(Website and app data records)

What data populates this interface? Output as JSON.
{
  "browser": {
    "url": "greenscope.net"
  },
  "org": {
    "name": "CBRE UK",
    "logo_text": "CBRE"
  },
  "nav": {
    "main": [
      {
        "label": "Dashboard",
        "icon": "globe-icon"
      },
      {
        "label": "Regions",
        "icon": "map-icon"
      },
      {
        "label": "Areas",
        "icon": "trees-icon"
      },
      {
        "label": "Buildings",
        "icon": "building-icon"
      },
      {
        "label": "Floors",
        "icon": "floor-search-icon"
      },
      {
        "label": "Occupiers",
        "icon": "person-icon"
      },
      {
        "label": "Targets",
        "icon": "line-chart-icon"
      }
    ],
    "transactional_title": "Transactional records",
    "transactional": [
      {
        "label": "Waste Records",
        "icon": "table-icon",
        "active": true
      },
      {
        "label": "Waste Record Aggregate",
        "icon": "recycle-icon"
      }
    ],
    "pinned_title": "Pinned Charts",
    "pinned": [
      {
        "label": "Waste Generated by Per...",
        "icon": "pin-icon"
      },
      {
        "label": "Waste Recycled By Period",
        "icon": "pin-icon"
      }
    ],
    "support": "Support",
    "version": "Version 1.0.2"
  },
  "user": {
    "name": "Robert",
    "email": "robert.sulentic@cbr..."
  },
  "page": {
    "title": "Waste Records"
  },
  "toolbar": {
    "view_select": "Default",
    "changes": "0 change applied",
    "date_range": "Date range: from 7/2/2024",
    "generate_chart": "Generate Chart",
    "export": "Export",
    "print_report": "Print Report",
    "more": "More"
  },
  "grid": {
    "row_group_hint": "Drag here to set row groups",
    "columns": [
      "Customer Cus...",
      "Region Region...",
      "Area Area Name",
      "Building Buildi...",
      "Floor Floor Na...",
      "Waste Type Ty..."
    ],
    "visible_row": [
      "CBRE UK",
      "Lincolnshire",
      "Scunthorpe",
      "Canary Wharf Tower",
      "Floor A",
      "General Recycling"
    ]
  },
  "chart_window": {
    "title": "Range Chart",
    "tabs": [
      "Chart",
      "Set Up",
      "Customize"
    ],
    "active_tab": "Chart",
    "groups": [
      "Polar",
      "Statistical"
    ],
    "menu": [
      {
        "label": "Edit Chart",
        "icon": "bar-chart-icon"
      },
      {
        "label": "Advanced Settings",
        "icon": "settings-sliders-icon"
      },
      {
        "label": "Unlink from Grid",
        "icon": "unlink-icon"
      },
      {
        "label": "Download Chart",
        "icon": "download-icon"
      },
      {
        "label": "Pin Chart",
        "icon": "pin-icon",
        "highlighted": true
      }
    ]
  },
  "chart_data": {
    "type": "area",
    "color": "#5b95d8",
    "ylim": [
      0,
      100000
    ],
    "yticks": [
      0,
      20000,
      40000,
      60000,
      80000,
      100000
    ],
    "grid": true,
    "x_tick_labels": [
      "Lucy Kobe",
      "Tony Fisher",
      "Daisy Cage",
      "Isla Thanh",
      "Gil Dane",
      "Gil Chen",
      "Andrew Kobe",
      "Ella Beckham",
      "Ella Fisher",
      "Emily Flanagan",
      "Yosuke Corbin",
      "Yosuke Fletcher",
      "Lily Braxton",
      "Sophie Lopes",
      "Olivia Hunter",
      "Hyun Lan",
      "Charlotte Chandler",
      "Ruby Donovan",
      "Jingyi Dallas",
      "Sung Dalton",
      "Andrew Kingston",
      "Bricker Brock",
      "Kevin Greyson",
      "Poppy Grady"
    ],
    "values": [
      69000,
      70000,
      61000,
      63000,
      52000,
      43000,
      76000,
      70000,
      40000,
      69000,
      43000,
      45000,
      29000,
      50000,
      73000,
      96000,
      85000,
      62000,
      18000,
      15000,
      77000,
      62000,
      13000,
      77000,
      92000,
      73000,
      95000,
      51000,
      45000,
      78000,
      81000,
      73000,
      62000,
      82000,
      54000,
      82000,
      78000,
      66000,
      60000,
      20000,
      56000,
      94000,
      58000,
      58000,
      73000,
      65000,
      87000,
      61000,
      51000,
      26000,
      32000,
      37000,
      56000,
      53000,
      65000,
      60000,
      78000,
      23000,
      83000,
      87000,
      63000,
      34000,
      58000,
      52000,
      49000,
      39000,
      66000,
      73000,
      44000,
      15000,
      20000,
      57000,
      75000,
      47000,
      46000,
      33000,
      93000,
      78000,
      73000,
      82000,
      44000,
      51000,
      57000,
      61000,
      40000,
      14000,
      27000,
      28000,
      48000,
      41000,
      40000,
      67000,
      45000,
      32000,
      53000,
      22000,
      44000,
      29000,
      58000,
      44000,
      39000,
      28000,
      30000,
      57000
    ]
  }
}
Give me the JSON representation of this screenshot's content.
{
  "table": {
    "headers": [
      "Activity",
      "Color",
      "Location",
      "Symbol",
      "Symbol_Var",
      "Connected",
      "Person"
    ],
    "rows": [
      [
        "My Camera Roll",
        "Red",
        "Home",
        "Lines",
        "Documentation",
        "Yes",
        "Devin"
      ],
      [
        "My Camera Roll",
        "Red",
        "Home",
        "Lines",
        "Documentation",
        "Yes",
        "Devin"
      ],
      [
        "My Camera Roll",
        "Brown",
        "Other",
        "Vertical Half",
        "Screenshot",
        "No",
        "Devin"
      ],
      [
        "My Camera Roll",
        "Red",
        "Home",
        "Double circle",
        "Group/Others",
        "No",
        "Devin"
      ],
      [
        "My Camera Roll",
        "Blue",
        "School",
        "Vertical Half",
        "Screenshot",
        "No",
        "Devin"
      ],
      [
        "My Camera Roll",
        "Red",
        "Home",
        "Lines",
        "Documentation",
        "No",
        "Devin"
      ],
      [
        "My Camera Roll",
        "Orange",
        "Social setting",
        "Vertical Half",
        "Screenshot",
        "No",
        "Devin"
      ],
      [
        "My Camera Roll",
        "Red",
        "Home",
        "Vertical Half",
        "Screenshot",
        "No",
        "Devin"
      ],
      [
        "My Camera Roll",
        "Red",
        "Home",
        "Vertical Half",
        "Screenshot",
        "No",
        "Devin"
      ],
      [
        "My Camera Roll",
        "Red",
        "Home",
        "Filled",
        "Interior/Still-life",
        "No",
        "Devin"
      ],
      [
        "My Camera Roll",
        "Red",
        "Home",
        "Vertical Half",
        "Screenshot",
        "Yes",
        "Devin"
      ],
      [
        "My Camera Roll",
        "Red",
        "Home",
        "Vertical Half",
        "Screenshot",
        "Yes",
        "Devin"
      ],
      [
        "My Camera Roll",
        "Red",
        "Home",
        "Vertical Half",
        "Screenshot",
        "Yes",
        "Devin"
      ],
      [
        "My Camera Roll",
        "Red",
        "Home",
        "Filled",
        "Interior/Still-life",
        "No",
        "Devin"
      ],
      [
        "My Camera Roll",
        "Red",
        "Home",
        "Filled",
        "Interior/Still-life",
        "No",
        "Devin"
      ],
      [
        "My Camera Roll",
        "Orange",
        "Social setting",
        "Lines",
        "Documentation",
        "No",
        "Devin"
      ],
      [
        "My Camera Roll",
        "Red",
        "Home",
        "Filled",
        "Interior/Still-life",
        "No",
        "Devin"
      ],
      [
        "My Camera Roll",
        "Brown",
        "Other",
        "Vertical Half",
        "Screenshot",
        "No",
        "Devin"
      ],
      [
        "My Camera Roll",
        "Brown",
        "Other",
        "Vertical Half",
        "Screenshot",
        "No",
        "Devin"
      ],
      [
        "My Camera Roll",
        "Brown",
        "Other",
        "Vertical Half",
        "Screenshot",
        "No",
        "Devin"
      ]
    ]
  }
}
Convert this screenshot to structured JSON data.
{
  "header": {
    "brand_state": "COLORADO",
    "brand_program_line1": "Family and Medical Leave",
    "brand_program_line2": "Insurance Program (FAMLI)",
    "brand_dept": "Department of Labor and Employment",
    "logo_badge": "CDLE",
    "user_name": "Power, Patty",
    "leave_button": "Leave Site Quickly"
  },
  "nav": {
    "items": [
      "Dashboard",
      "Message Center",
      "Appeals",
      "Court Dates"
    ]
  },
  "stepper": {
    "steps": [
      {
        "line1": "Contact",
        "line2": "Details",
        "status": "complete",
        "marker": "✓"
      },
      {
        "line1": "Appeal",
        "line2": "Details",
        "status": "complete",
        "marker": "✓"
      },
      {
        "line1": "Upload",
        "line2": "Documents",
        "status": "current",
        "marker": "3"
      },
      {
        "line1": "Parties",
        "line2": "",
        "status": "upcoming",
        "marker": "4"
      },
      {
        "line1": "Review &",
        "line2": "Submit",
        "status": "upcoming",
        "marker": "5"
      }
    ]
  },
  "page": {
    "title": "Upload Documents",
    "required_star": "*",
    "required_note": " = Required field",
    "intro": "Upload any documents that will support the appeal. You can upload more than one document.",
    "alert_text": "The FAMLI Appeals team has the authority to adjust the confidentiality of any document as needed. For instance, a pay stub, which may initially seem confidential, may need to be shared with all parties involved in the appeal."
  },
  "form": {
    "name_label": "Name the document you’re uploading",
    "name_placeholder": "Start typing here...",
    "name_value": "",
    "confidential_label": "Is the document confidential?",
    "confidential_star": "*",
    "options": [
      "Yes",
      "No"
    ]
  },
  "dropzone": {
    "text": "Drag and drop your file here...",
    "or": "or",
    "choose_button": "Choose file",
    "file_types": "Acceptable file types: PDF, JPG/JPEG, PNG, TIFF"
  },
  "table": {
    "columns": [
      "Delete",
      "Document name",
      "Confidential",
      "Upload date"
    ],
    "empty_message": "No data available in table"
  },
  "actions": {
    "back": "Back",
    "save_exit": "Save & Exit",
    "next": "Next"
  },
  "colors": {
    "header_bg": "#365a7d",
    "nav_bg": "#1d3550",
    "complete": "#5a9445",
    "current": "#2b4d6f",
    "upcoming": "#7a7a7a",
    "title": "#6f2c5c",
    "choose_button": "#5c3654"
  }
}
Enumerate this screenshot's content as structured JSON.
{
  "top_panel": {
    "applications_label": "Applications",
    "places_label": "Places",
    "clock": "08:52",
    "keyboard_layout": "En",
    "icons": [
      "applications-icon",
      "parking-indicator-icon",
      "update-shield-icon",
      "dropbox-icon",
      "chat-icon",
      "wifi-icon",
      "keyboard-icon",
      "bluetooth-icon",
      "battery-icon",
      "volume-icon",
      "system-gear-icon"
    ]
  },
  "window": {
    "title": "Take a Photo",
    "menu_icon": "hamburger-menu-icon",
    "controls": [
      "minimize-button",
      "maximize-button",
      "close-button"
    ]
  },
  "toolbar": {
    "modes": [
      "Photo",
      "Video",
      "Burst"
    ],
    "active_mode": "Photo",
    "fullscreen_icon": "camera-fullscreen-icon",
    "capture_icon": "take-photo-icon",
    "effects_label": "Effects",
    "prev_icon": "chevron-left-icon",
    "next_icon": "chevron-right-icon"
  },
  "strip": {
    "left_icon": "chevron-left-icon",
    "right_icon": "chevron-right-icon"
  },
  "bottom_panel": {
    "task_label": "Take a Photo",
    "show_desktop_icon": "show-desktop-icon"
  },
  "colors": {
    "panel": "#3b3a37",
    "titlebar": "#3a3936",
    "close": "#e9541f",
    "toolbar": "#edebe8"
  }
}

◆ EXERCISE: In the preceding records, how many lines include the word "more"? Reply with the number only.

◆ TASK OUTPUT: 2